New reading and math tests will be rolled out this spring

The statewide Partnership for Assessment of Readiness for College and Careers (PARCC) exam has been assigned to all public elementary school pupils since 2015.  With three years of feedback from teachers, parents, and school administrators, the Illinois State Board of Education (ISBE) has examined and approved modifications to the exam.  A significant number of questions have been removed and the English/literacy portion of the test has been reduced from 4.5 hours to 3.0 hours.  These modifications are intended to respond to complaints, especially from teachers, that the PARCC test takes up too much time and interferes with actual teaching.

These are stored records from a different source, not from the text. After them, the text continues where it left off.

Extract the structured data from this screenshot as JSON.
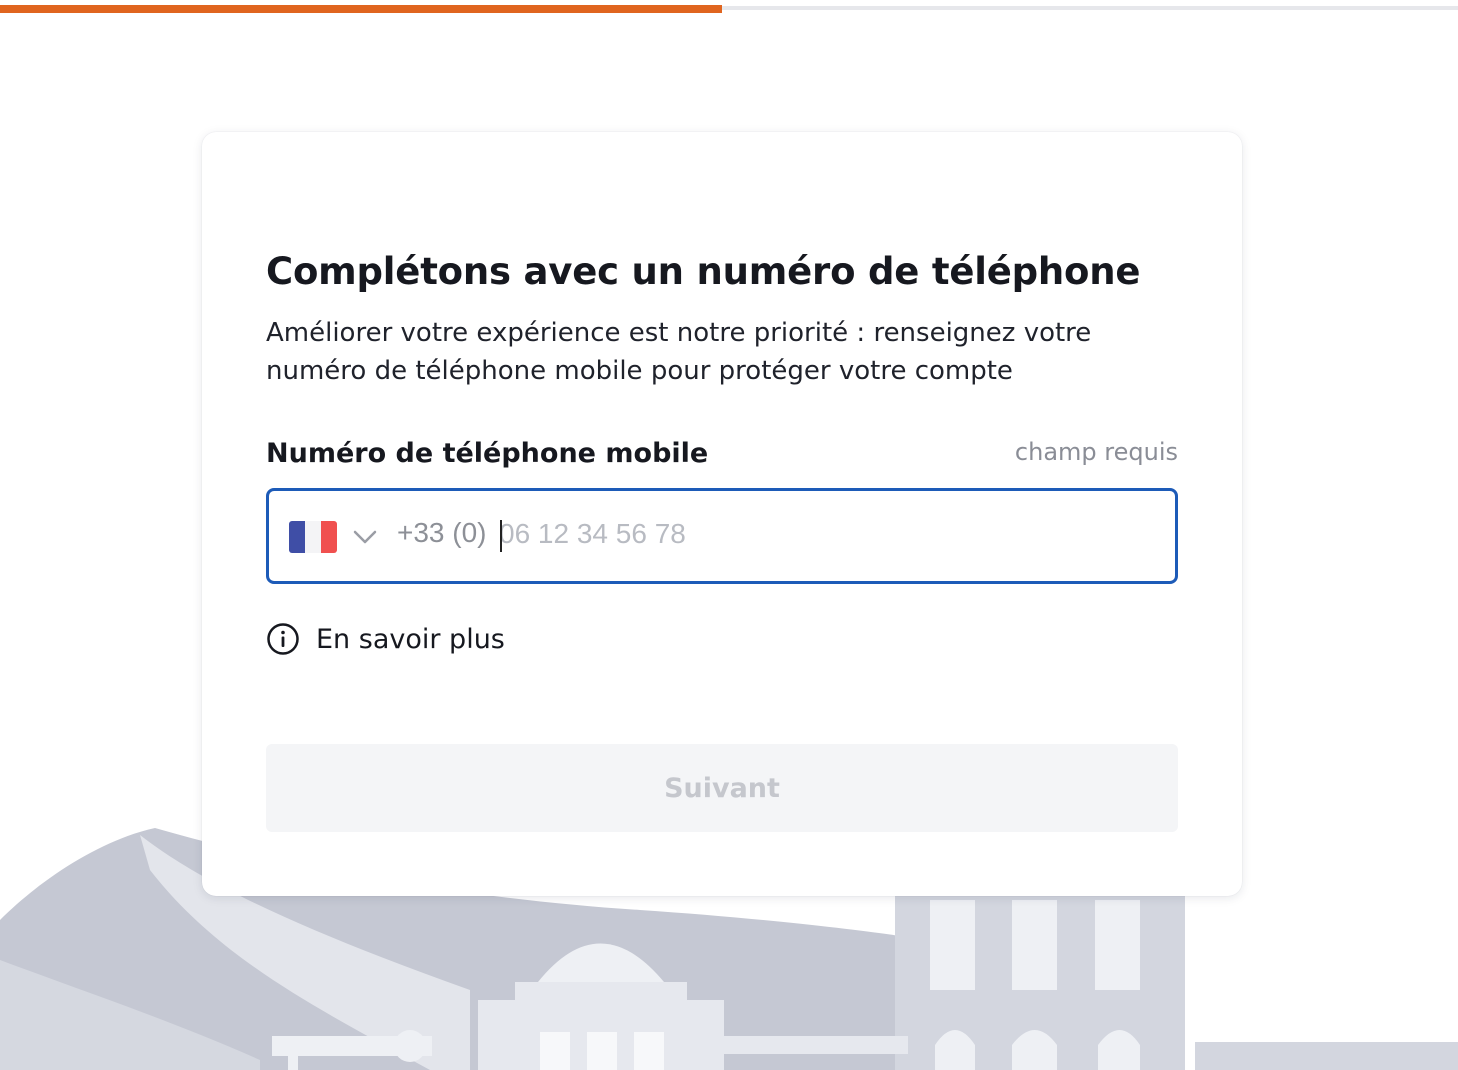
{
  "progress": {
    "fraction": 0.495,
    "fill_color": "#e0651f",
    "track_color": "#e6e7eb"
  },
  "card": {
    "title": "Complétons avec un numéro de téléphone",
    "subtitle": "Améliorer votre expérience est notre priorité : renseignez votre numéro de téléphone mobile pour protéger votre compte"
  },
  "phone_field": {
    "label": "Numéro de téléphone mobile",
    "required_hint": "champ requis",
    "country_flag": "france-flag",
    "dial_code": "+33 (0)",
    "value": "",
    "placeholder": "06 12 34 56 78",
    "border_color": "#1d5bb8"
  },
  "learn_more": {
    "icon": "info-icon",
    "label": "En savoir plus"
  },
  "actions": {
    "next_label": "Suivant",
    "next_disabled": true
  },
  "colors": {
    "accent_blue": "#1d5bb8",
    "brand_orange": "#e0651f",
    "illustration": "#c4c7d2"
  }
}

Other criticisms of the PARCC exam, and data derived from it, center on the rigor of the test.  Since the 2001 enactment of “No Child Left Behind” there has been an emphasis on testing schools and entire school systems, as well as pupils, with the goal of driving out complacency and acceptance of mediocrity.  As currently calibrated, the PARCC test assessed only 40 percent of Illinois elementary and middle-school test-takers as being “proficient” in math and reading.  These findings have raised many concerns about PARCC test score questions, calibrations, and result reports, and the ISBE responded to these concerns this week.  In a public announcement, the Board stated they would turn the next phase of their PARCC modification oversight to issues of question selection and result reporting.  Over a four-year period beginning this spring, the ISBE will look at, and possibly phase in, modifications to the PARCC exam in response to concerns raised about the current rigor of the test and the way questions are selected for use in the test.